Input for this task: Begin
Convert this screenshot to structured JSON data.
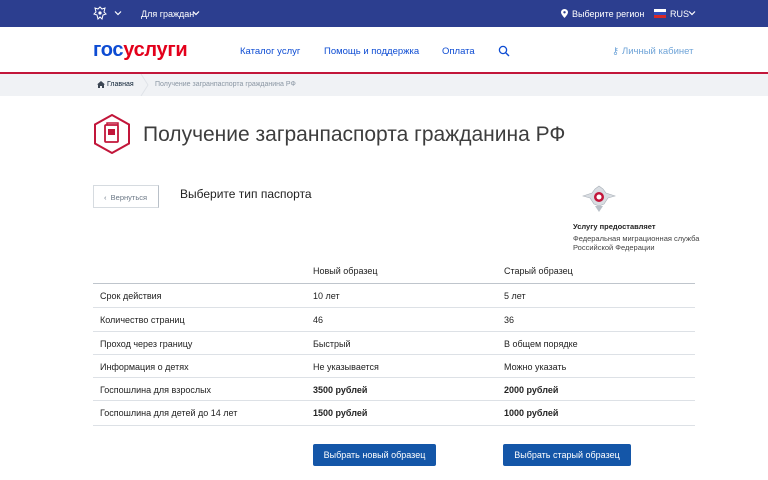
{
  "topbar": {
    "citizens_label": "Для граждан",
    "region_label": "Выберите регион",
    "lang_label": "RUS"
  },
  "header": {
    "logo_part1": "гос",
    "logo_part2": "услуги",
    "nav": [
      "Каталог услуг",
      "Помощь и поддержка",
      "Оплата"
    ],
    "cabinet_label": "Личный кабинет"
  },
  "breadcrumbs": {
    "home": "Главная",
    "current": "Получение загранпаспорта гражданина РФ"
  },
  "page_title": "Получение загранпаспорта гражданина РФ",
  "back_label": "Вернуться",
  "section_title": "Выберите тип паспорта",
  "provider": {
    "label": "Услугу предоставляет",
    "name": "Федеральная миграционная служба Российской Федерации"
  },
  "table": {
    "headers": [
      "",
      "Новый образец",
      "Старый образец"
    ],
    "rows": [
      [
        "Срок действия",
        "10 лет",
        "5 лет"
      ],
      [
        "Количество страниц",
        "46",
        "36"
      ],
      [
        "Проход через границу",
        "Быстрый",
        "В общем порядке"
      ],
      [
        "Информация о детях",
        "Не указывается",
        "Можно указать"
      ],
      [
        "Госпошлина для взрослых",
        "3500 рублей",
        "2000 рублей"
      ],
      [
        "Госпошлина для детей до 14 лет",
        "1500 рублей",
        "1000 рублей"
      ]
    ]
  },
  "buttons": {
    "new": "Выбрать новый образец",
    "old": "Выбрать старый образец"
  },
  "colors": {
    "topbar": "#2c3e8f",
    "brand_blue": "#0d4cd3",
    "brand_red": "#e3001b",
    "button": "#1456a8",
    "accent_line": "#c2163a"
  },
  "icons": [
    "emblem-icon",
    "chevron-down-icon",
    "location-pin-icon",
    "flag-icon",
    "search-icon",
    "key-icon",
    "home-icon",
    "passport-icon",
    "chevron-left-icon",
    "fms-emblem-icon"
  ]
}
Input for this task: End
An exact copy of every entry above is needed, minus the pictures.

* _Task solution_:
Convert this screenshot to structured JSON data.
{
  "topbar": {
    "citizens_label": "Для граждан",
    "region_label": "Выберите регион",
    "lang_label": "RUS"
  },
  "header": {
    "logo_part1": "гос",
    "logo_part2": "услуги",
    "nav": [
      "Каталог услуг",
      "Помощь и поддержка",
      "Оплата"
    ],
    "cabinet_label": "Личный кабинет"
  },
  "breadcrumbs": {
    "home": "Главная",
    "current": "Получение загранпаспорта гражданина РФ"
  },
  "page_title": "Получение загранпаспорта гражданина РФ",
  "back_label": "Вернуться",
  "section_title": "Выберите тип паспорта",
  "provider": {
    "label": "Услугу предоставляет",
    "name": "Федеральная миграционная служба Российской Федерации"
  },
  "table": {
    "headers": [
      "",
      "Новый образец",
      "Старый образец"
    ],
    "rows": [
      [
        "Срок действия",
        "10 лет",
        "5 лет"
      ],
      [
        "Количество страниц",
        "46",
        "36"
      ],
      [
        "Проход через границу",
        "Быстрый",
        "В общем порядке"
      ],
      [
        "Информация о детях",
        "Не указывается",
        "Можно указать"
      ],
      [
        "Госпошлина для взрослых",
        "3500 рублей",
        "2000 рублей"
      ],
      [
        "Госпошлина для детей до 14 лет",
        "1500 рублей",
        "1000 рублей"
      ]
    ]
  },
  "buttons": {
    "new": "Выбрать новый образец",
    "old": "Выбрать старый образец"
  },
  "colors": {
    "topbar": "#2c3e8f",
    "brand_blue": "#0d4cd3",
    "brand_red": "#e3001b",
    "button": "#1456a8",
    "accent_line": "#c2163a"
  },
  "icons": [
    "emblem-icon",
    "chevron-down-icon",
    "location-pin-icon",
    "flag-icon",
    "search-icon",
    "key-icon",
    "home-icon",
    "passport-icon",
    "chevron-left-icon",
    "fms-emblem-icon"
  ]
}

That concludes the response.